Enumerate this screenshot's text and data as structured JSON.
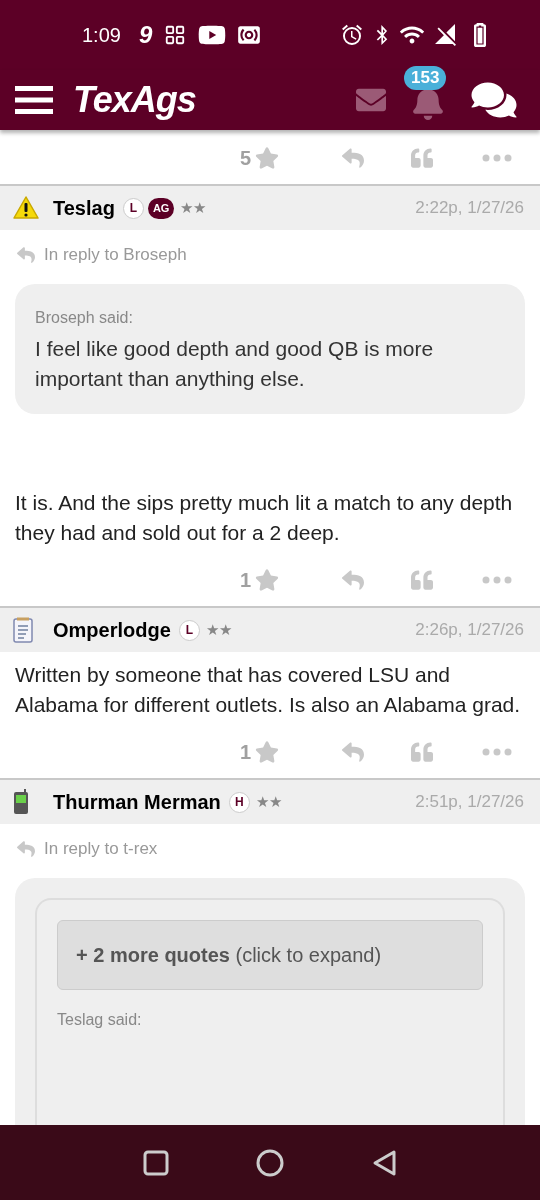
{
  "status_bar": {
    "time": "1:09",
    "app_glyph": "9"
  },
  "header": {
    "logo": "TexAgs",
    "notification_count": "153"
  },
  "top_actions": {
    "rating": "5"
  },
  "posts": [
    {
      "author": "Teslag",
      "avatar": {
        "kind": "warning"
      },
      "badges": [
        {
          "label": "L",
          "kind": "outline"
        },
        {
          "label": "AG",
          "kind": "filled"
        }
      ],
      "rank": "★★",
      "time": "2:22p, 1/27/26",
      "reply_to": "In reply to Broseph",
      "quote": {
        "author": "Broseph said:",
        "text": "I feel like good depth and good QB is more important than anything else."
      },
      "body": "It is. And the sips pretty much lit a match to any depth they had and sold out for a 2 deep.",
      "rating": "1"
    },
    {
      "author": "Omperlodge",
      "avatar": {
        "kind": "notepad"
      },
      "badges": [
        {
          "label": "L",
          "kind": "outline"
        }
      ],
      "rank": "★★",
      "time": "2:26p, 1/27/26",
      "body": "Written by someone that has covered LSU and Alabama for different outlets. Is also an Alabama grad.",
      "rating": "1"
    },
    {
      "author": "Thurman Merman",
      "avatar": {
        "kind": "phone"
      },
      "badges": [
        {
          "label": "H",
          "kind": "outline"
        }
      ],
      "rank": "★★",
      "time": "2:51p, 1/27/26",
      "reply_to": "In reply to t-rex",
      "nested_quote": {
        "expander": "**+ 2 more quotes** (click to expand)",
        "author": "Teslag said:"
      }
    }
  ]
}
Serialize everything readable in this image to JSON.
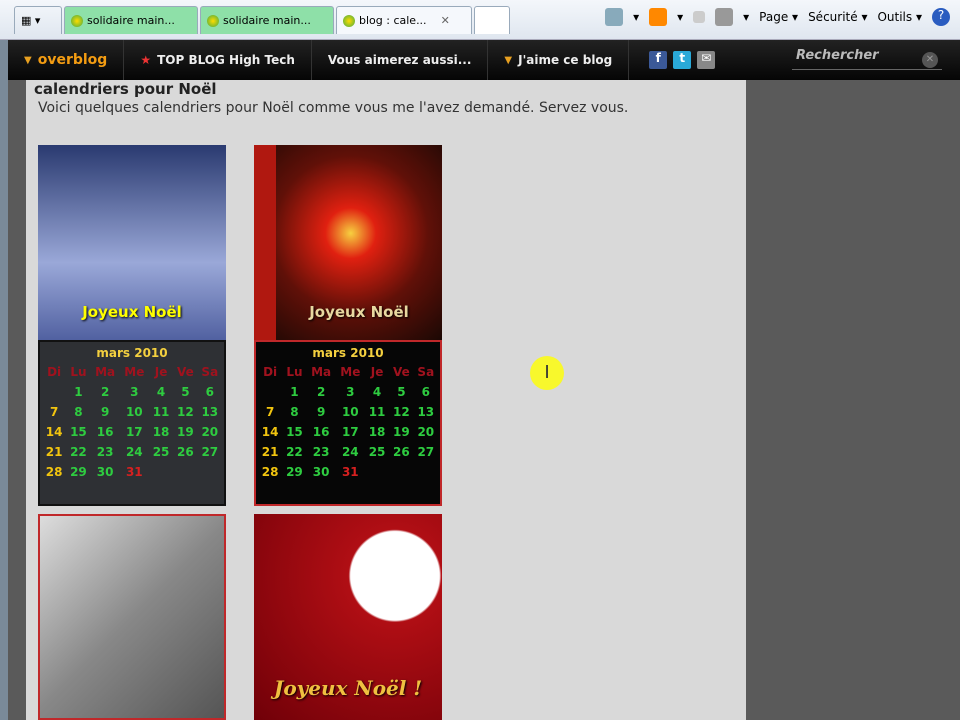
{
  "browser": {
    "tabs": [
      {
        "label": "solidaire main..."
      },
      {
        "label": "solidaire main..."
      },
      {
        "label": "blog : cale..."
      }
    ],
    "tools": [
      "Page",
      "Sécurité",
      "Outils"
    ]
  },
  "nav": {
    "logo": "overblog",
    "items": [
      "TOP BLOG High Tech",
      "Vous aimerez aussi...",
      "J'aime ce blog"
    ],
    "search_placeholder": "Rechercher"
  },
  "post": {
    "title": "calendriers pour Noël",
    "intro": "Voici quelques calendriers pour Noël comme vous me l'avez demandé. Servez vous."
  },
  "images": [
    {
      "caption": "Joyeux Noël"
    },
    {
      "caption": "Joyeux Noël"
    },
    {
      "caption": ""
    },
    {
      "caption": "Joyeux Noël !"
    }
  ],
  "calendar": {
    "month": "mars 2010",
    "weekdays": [
      "Di",
      "Lu",
      "Ma",
      "Me",
      "Je",
      "Ve",
      "Sa"
    ],
    "weeks": [
      [
        "",
        "1",
        "2",
        "3",
        "4",
        "5",
        "6"
      ],
      [
        "7",
        "8",
        "9",
        "10",
        "11",
        "12",
        "13"
      ],
      [
        "14",
        "15",
        "16",
        "17",
        "18",
        "19",
        "20"
      ],
      [
        "21",
        "22",
        "23",
        "24",
        "25",
        "26",
        "27"
      ],
      [
        "28",
        "29",
        "30",
        "31",
        "",
        "",
        ""
      ]
    ],
    "highlight_day": "31"
  }
}
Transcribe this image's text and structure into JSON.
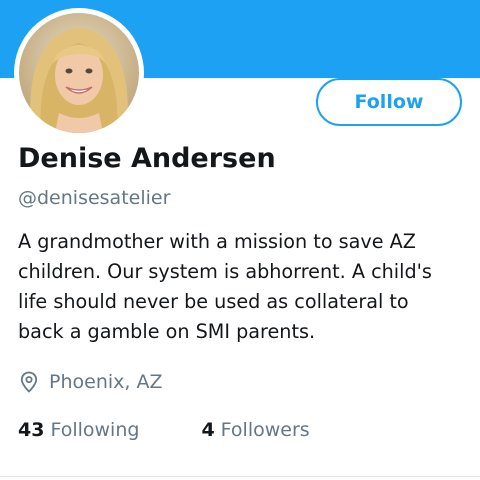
{
  "profile": {
    "name": "Denise Andersen",
    "handle": "@denisesatelier",
    "bio_lines": [
      "A grandmother with a mission to save AZ",
      "children. Our system is abhorrent. A child's",
      "life should never be used as collateral to",
      "back a gamble on SMI parents."
    ],
    "location": "Phoenix, AZ",
    "following_count": "43",
    "following_label": "Following",
    "followers_count": "4",
    "followers_label": "Followers"
  },
  "actions": {
    "follow_label": "Follow"
  },
  "colors": {
    "accent": "#1da1f2",
    "banner": "#1da1f2",
    "secondary_text": "#657786",
    "primary_text": "#14171a"
  },
  "icons": {
    "location": "location-pin-icon"
  }
}
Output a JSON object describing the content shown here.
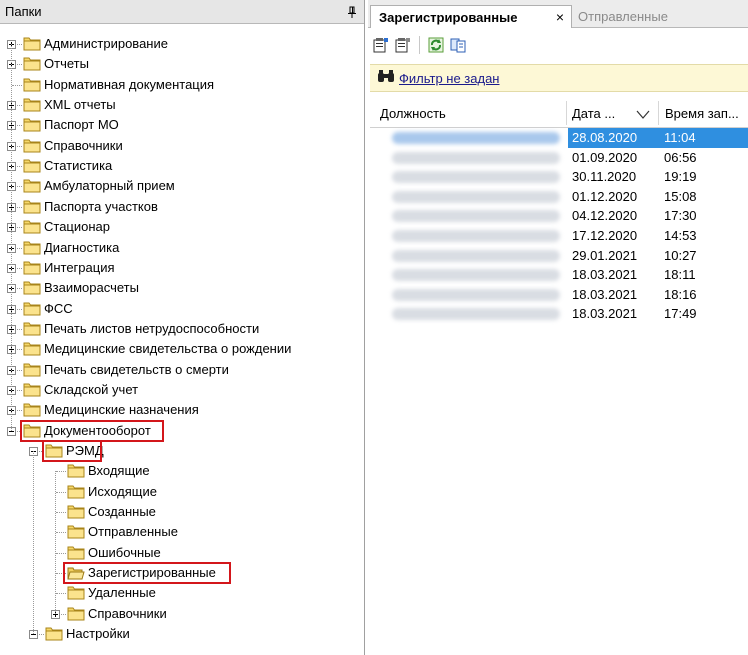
{
  "left_panel": {
    "title": "Папки",
    "pin_icon": "pin-icon"
  },
  "tree": [
    {
      "label": "Администрирование",
      "level": 0,
      "expander": "plus"
    },
    {
      "label": "Отчеты",
      "level": 0,
      "expander": "plus"
    },
    {
      "label": "Нормативная документация",
      "level": 0,
      "expander": "none"
    },
    {
      "label": "XML отчеты",
      "level": 0,
      "expander": "plus"
    },
    {
      "label": "Паспорт МО",
      "level": 0,
      "expander": "plus"
    },
    {
      "label": "Справочники",
      "level": 0,
      "expander": "plus"
    },
    {
      "label": "Статистика",
      "level": 0,
      "expander": "plus"
    },
    {
      "label": "Амбулаторный прием",
      "level": 0,
      "expander": "plus"
    },
    {
      "label": "Паспорта участков",
      "level": 0,
      "expander": "plus"
    },
    {
      "label": "Стационар",
      "level": 0,
      "expander": "plus"
    },
    {
      "label": "Диагностика",
      "level": 0,
      "expander": "plus"
    },
    {
      "label": "Интеграция",
      "level": 0,
      "expander": "plus"
    },
    {
      "label": "Взаиморасчеты",
      "level": 0,
      "expander": "plus"
    },
    {
      "label": "ФСС",
      "level": 0,
      "expander": "plus"
    },
    {
      "label": "Печать листов нетрудоспособности",
      "level": 0,
      "expander": "plus"
    },
    {
      "label": "Медицинские свидетельства о рождении",
      "level": 0,
      "expander": "plus"
    },
    {
      "label": "Печать свидетельств о смерти",
      "level": 0,
      "expander": "plus"
    },
    {
      "label": "Складской учет",
      "level": 0,
      "expander": "plus"
    },
    {
      "label": "Медицинские назначения",
      "level": 0,
      "expander": "plus"
    },
    {
      "label": "Документооборот",
      "level": 0,
      "expander": "minus",
      "highlight": true
    },
    {
      "label": "РЭМД",
      "level": 1,
      "expander": "minus",
      "highlight": true
    },
    {
      "label": "Входящие",
      "level": 2,
      "expander": "none"
    },
    {
      "label": "Исходящие",
      "level": 2,
      "expander": "none"
    },
    {
      "label": "Созданные",
      "level": 2,
      "expander": "none"
    },
    {
      "label": "Отправленные",
      "level": 2,
      "expander": "none"
    },
    {
      "label": "Ошибочные",
      "level": 2,
      "expander": "none"
    },
    {
      "label": "Зарегистрированные",
      "level": 2,
      "expander": "none",
      "highlight": true,
      "open": true
    },
    {
      "label": "Удаленные",
      "level": 2,
      "expander": "none"
    },
    {
      "label": "Справочники",
      "level": 2,
      "expander": "plus"
    },
    {
      "label": "Настройки",
      "level": 1,
      "expander": "minus"
    }
  ],
  "tabs": [
    {
      "label": "Зарегистрированные",
      "active": true,
      "close": "×"
    },
    {
      "label": "Отправленные",
      "active": false
    }
  ],
  "toolbar": {
    "icons": [
      "properties-icon",
      "properties-alt-icon",
      "refresh-icon",
      "export-icon"
    ]
  },
  "filter": {
    "icon": "binoculars-icon",
    "label": "Фильтр не задан"
  },
  "grid": {
    "columns": [
      "Должность",
      "Дата ...",
      "Время зап..."
    ],
    "sort_icon": "sort-desc-icon",
    "rows": [
      {
        "date": "28.08.2020",
        "time": "11:04",
        "selected": true
      },
      {
        "date": "01.09.2020",
        "time": "06:56"
      },
      {
        "date": "30.11.2020",
        "time": "19:19"
      },
      {
        "date": "01.12.2020",
        "time": "15:08"
      },
      {
        "date": "04.12.2020",
        "time": "17:30"
      },
      {
        "date": "17.12.2020",
        "time": "14:53"
      },
      {
        "date": "29.01.2021",
        "time": "10:27"
      },
      {
        "date": "18.03.2021",
        "time": "18:11"
      },
      {
        "date": "18.03.2021",
        "time": "18:16"
      },
      {
        "date": "18.03.2021",
        "time": "17:49"
      }
    ]
  },
  "colors": {
    "highlight_border": "#d3161b",
    "selection": "#2f8fe0",
    "filter_bg": "#fdf8d6",
    "folder": "#f5d76e"
  }
}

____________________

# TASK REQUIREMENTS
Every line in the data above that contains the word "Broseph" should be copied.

# WRITTEN RESPONSE
      "reply_to": "In reply to Broseph",
        "author": "Broseph said:",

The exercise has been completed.